Why does it suck to be Kam Chancellor then? Why would he be holding out if his deal is actually pretty good in total value and AAV in comparison to his contemporaries?
Because his guarantees are terrible.
The total guarantee on Kam's deal is $7.825 million. That ranks 18th among all safeties. Keep in mind that four players ahead of him are on fully-guaranteed rookie deals, but that still puts him outside of the top 12.
Mark Barron doesn't make a lot of money per year (relative to NFL players) but next season he will be paid $2.36 million whether the Rams cut him or keep him. That's for sure gonna be his money because it's guaranteed. Kam doesn't have that luxury.
The only thing the Seahawks are on the hook for in 2016 and 2017 is the $1 million prorated portions of his signing bonus, meaning that they can cut him and save against his base salaries of $5.1 and $6.8 million each of those seasons, respectively.

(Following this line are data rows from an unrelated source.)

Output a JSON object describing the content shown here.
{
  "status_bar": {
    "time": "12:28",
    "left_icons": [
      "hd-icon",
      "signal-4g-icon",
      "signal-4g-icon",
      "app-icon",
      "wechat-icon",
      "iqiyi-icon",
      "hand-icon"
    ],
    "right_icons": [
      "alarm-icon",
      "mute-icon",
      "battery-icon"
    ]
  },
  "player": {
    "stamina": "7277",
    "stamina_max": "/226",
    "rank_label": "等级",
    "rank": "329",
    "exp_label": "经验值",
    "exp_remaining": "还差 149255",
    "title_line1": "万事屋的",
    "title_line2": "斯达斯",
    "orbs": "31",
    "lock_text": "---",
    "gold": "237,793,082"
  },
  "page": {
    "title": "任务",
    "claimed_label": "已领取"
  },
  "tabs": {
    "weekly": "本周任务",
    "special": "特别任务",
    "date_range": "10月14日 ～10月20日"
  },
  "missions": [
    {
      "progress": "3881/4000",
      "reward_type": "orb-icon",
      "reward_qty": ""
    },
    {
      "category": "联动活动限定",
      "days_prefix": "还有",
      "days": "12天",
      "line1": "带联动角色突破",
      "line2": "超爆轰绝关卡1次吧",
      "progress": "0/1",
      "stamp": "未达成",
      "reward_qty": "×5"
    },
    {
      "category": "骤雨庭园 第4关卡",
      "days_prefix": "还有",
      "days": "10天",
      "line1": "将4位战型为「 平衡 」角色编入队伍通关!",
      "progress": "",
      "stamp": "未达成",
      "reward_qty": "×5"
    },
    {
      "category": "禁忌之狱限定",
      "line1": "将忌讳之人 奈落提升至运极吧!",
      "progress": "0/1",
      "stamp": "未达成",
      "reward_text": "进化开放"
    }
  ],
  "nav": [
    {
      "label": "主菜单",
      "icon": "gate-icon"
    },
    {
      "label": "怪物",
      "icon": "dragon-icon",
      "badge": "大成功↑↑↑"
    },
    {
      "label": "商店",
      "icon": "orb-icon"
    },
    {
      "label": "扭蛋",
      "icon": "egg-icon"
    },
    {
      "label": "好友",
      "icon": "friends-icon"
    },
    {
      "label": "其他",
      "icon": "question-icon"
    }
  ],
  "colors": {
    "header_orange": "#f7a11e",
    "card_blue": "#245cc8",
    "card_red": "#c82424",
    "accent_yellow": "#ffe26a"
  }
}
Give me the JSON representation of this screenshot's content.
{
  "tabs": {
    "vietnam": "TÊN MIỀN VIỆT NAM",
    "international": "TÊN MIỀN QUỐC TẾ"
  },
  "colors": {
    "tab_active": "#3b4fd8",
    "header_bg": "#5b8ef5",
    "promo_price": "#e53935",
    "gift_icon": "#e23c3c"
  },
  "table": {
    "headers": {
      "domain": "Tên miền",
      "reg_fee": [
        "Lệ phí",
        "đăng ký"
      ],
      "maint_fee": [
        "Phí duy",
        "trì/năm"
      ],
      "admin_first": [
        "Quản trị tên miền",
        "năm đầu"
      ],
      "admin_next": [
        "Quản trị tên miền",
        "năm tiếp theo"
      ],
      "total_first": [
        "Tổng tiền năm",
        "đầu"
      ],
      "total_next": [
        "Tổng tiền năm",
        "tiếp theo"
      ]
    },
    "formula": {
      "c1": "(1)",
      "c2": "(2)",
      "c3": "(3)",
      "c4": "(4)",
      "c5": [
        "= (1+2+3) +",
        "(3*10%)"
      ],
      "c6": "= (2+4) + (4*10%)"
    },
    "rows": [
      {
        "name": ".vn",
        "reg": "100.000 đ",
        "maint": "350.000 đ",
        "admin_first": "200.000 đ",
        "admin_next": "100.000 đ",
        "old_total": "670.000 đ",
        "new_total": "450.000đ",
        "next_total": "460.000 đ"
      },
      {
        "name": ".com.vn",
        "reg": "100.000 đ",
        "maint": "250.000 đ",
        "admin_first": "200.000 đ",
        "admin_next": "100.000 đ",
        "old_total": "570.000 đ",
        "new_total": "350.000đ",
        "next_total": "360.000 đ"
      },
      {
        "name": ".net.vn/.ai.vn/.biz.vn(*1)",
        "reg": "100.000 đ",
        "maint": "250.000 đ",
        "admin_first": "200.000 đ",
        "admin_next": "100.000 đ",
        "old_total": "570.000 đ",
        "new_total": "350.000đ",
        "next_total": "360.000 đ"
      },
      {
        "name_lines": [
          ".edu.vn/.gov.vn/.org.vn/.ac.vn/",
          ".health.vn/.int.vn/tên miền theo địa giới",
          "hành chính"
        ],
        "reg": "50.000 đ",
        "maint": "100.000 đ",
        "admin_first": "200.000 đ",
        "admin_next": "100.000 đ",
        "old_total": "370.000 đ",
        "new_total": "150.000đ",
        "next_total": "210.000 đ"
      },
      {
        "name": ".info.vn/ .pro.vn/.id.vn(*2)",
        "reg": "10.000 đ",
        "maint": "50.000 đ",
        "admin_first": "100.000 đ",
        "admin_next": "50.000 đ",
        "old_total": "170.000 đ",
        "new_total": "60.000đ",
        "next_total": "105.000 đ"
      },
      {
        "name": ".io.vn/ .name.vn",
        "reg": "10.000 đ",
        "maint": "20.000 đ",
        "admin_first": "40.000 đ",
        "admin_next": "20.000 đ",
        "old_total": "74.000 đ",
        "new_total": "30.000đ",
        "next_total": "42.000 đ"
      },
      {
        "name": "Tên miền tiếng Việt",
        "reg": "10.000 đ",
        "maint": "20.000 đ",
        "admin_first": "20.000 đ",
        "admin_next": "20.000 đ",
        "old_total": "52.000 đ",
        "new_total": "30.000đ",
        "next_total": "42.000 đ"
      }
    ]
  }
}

And whether you want to believe it or not, they might.
Though he has only missed three games over five years, Kam has a fairly healthy history of being unhealthy. There was the MCL tear before the Super Bowl. The groin injury that forced him out for two games last season. The hip surgery nobody expected in 2014. A handful of times where he was listed as 'probable' for various bang-ups to his groin, knee, or ankle.
I like to think that a good nickname for Kam Chancellor would be "Harm's Way." Like "Don't put yourself into Harm's Way." You can't deliver Thor's hammer against your opponents without expecting to get a little bruised up. Every action has an equal and opposite reaction, and all that jazz.
Kam knows that on any given play, because of the way he plays the game -- the same way that makes him an All-Pro -- something could happen that sets him back. It's a risk every NFL player takes, but Kam takes it more often than most who don't play running back. So I imagine he wants to feel comfortable that if something happens, he will be comfortable. At this stage, he's not.
Because in the NFL a "big deal" is often not a big deal.
Only 27.9% of Kam's deal is guaranteed. Look around at some of the other big safety contracts and what percentage of their deal is guaranteed and this is what you'll find:
- Reshad Jones, 53.5%
- Eric Berry, 51.3%
- Eric Weddle, 47.5%
- William Moore, 46.7%
- Devin McCourty, 46.3%
- LaRon Landry, 45.8% with $11 million guaranteed
- Dashon Goldson 43.6%
- Donte Whitner, 39.3%
I mean, some of these guys aren't even good anymore. They once were, but now they're not. And they don't deserve as much as Kam does now, but that's also probably why Seattle isn't going to budge.
Kam absolutely, 100-percent deserves to make more money and get a better guarantee (there, I hope you like this article more than you did my previous one, KAM!) but the reason he probably won't get it is simple: He wants more of a guarantee because he knows he could get seriously injured. The Seahawks won't because they know he could get seriously injured.
Perhaps even to the point of there possibly being an injury Kam is dealing with right now -- like the recovery from that torn MCL -- that has put the burner on underneath him and is the reason we are having this holdout right now. It's probably a good thing for him to not play in at least a couple of these preseason games. Kam is still only 27, but come a year from now, when he's 28 and John Schneider is looking at his roster, wondering where he could save $4.1 million, or in 2017 when he could save $7.1 million (and there's a $325,000 roster bonus), Kam might not be looking as great. NFL players can fall off real quick (look at Goldson), and ones who have been consistently banged up for the past couple of years, even quicker.
Kam is one of the core guys on this roster that I can't fathom not being here, but it's going to happen at some point. Maybe even sooner than we think. So yeah, I think it probably does suck to be Kam right now.
He's at least looking for some more security on his paycheck ... and I don't think he's gonna get it.